[The task]
Reproduce all of the material, keeping each line intact.

[Data]
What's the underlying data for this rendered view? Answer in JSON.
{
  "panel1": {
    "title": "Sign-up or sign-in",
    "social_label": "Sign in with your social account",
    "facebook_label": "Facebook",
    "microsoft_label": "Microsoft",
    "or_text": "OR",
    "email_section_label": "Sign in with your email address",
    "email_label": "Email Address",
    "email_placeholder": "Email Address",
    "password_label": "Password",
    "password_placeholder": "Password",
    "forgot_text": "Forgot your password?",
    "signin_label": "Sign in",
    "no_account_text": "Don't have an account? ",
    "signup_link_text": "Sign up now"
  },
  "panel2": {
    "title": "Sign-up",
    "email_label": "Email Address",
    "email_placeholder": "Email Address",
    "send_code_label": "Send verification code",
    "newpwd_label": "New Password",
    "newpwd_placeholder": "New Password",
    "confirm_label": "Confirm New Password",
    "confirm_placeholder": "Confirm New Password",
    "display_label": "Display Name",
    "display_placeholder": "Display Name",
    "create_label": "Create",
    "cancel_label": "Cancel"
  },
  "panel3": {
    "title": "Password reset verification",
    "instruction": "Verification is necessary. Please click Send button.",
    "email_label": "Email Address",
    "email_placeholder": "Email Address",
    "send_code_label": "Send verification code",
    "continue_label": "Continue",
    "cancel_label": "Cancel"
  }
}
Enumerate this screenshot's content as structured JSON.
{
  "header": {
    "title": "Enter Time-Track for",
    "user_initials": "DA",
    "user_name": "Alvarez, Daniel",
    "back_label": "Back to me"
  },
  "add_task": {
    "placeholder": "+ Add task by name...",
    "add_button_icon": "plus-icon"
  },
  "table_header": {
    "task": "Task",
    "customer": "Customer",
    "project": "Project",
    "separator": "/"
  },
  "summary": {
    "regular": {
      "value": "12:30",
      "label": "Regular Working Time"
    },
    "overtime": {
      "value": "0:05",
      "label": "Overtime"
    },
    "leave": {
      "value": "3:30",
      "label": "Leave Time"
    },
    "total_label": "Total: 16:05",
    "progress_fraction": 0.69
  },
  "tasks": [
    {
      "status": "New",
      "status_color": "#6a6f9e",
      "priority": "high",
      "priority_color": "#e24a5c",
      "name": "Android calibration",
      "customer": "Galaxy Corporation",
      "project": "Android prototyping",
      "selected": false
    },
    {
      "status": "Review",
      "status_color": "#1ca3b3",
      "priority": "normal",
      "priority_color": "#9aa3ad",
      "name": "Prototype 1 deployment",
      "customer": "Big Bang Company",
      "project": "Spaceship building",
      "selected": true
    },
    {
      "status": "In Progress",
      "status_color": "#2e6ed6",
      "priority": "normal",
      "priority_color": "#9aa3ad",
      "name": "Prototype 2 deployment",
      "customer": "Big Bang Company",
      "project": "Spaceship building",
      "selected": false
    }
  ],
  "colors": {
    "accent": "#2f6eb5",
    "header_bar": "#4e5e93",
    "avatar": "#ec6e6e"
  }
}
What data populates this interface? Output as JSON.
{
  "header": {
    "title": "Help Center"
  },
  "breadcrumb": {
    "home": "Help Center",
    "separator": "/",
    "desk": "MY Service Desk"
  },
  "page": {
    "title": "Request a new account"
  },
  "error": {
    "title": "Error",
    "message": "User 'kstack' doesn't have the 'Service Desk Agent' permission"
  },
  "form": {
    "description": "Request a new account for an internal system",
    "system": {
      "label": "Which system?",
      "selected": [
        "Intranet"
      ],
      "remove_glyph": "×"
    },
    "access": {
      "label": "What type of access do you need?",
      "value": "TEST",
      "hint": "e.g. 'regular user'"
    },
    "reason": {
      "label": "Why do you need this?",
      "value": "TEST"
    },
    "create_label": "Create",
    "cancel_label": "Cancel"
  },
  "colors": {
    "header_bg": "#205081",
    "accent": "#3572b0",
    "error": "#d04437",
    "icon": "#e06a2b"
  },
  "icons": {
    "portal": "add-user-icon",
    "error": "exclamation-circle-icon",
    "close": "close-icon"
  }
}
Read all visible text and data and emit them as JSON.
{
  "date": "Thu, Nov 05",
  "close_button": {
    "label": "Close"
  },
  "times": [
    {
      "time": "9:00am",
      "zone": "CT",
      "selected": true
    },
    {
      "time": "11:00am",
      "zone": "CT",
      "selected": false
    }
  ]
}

[Answer section]
What's the underlying data for this rendered view? Answer in JSON.
{
  "panel1": {
    "title": "Sign-up or sign-in",
    "social_label": "Sign in with your social account",
    "facebook_label": "Facebook",
    "microsoft_label": "Microsoft",
    "or_text": "OR",
    "email_section_label": "Sign in with your email address",
    "email_label": "Email Address",
    "email_placeholder": "Email Address",
    "password_label": "Password",
    "password_placeholder": "Password",
    "forgot_text": "Forgot your password?",
    "signin_label": "Sign in",
    "no_account_text": "Don't have an account? ",
    "signup_link_text": "Sign up now"
  },
  "panel2": {
    "title": "Sign-up",
    "email_label": "Email Address",
    "email_placeholder": "Email Address",
    "send_code_label": "Send verification code",
    "newpwd_label": "New Password",
    "newpwd_placeholder": "New Password",
    "confirm_label": "Confirm New Password",
    "confirm_placeholder": "Confirm New Password",
    "display_label": "Display Name",
    "display_placeholder": "Display Name",
    "create_label": "Create",
    "cancel_label": "Cancel"
  },
  "panel3": {
    "title": "Password reset verification",
    "instruction": "Verification is necessary. Please click Send button.",
    "email_label": "Email Address",
    "email_placeholder": "Email Address",
    "send_code_label": "Send verification code",
    "continue_label": "Continue",
    "cancel_label": "Cancel"
  }
}
Enumerate this screenshot's content as structured JSON.
{
  "header": {
    "title": "Enter Time-Track for",
    "user_initials": "DA",
    "user_name": "Alvarez, Daniel",
    "back_label": "Back to me"
  },
  "add_task": {
    "placeholder": "+ Add task by name...",
    "add_button_icon": "plus-icon"
  },
  "table_header": {
    "task": "Task",
    "customer": "Customer",
    "project": "Project",
    "separator": "/"
  },
  "summary": {
    "regular": {
      "value": "12:30",
      "label": "Regular Working Time"
    },
    "overtime": {
      "value": "0:05",
      "label": "Overtime"
    },
    "leave": {
      "value": "3:30",
      "label": "Leave Time"
    },
    "total_label": "Total: 16:05",
    "progress_fraction": 0.69
  },
  "tasks": [
    {
      "status": "New",
      "status_color": "#6a6f9e",
      "priority": "high",
      "priority_color": "#e24a5c",
      "name": "Android calibration",
      "customer": "Galaxy Corporation",
      "project": "Android prototyping",
      "selected": false
    },
    {
      "status": "Review",
      "status_color": "#1ca3b3",
      "priority": "normal",
      "priority_color": "#9aa3ad",
      "name": "Prototype 1 deployment",
      "customer": "Big Bang Company",
      "project": "Spaceship building",
      "selected": true
    },
    {
      "status": "In Progress",
      "status_color": "#2e6ed6",
      "priority": "normal",
      "priority_color": "#9aa3ad",
      "name": "Prototype 2 deployment",
      "customer": "Big Bang Company",
      "project": "Spaceship building",
      "selected": false
    }
  ],
  "colors": {
    "accent": "#2f6eb5",
    "header_bar": "#4e5e93",
    "avatar": "#ec6e6e"
  }
}
What data populates this interface? Output as JSON.
{
  "header": {
    "title": "Help Center"
  },
  "breadcrumb": {
    "home": "Help Center",
    "separator": "/",
    "desk": "MY Service Desk"
  },
  "page": {
    "title": "Request a new account"
  },
  "error": {
    "title": "Error",
    "message": "User 'kstack' doesn't have the 'Service Desk Agent' permission"
  },
  "form": {
    "description": "Request a new account for an internal system",
    "system": {
      "label": "Which system?",
      "selected": [
        "Intranet"
      ],
      "remove_glyph": "×"
    },
    "access": {
      "label": "What type of access do you need?",
      "value": "TEST",
      "hint": "e.g. 'regular user'"
    },
    "reason": {
      "label": "Why do you need this?",
      "value": "TEST"
    },
    "create_label": "Create",
    "cancel_label": "Cancel"
  },
  "colors": {
    "header_bg": "#205081",
    "accent": "#3572b0",
    "error": "#d04437",
    "icon": "#e06a2b"
  },
  "icons": {
    "portal": "add-user-icon",
    "error": "exclamation-circle-icon",
    "close": "close-icon"
  }
}
Read all visible text and data and emit them as JSON.
{
  "date": "Thu, Nov 05",
  "close_button": {
    "label": "Close"
  },
  "times": [
    {
      "time": "9:00am",
      "zone": "CT",
      "selected": true
    },
    {
      "time": "11:00am",
      "zone": "CT",
      "selected": false
    }
  ]
}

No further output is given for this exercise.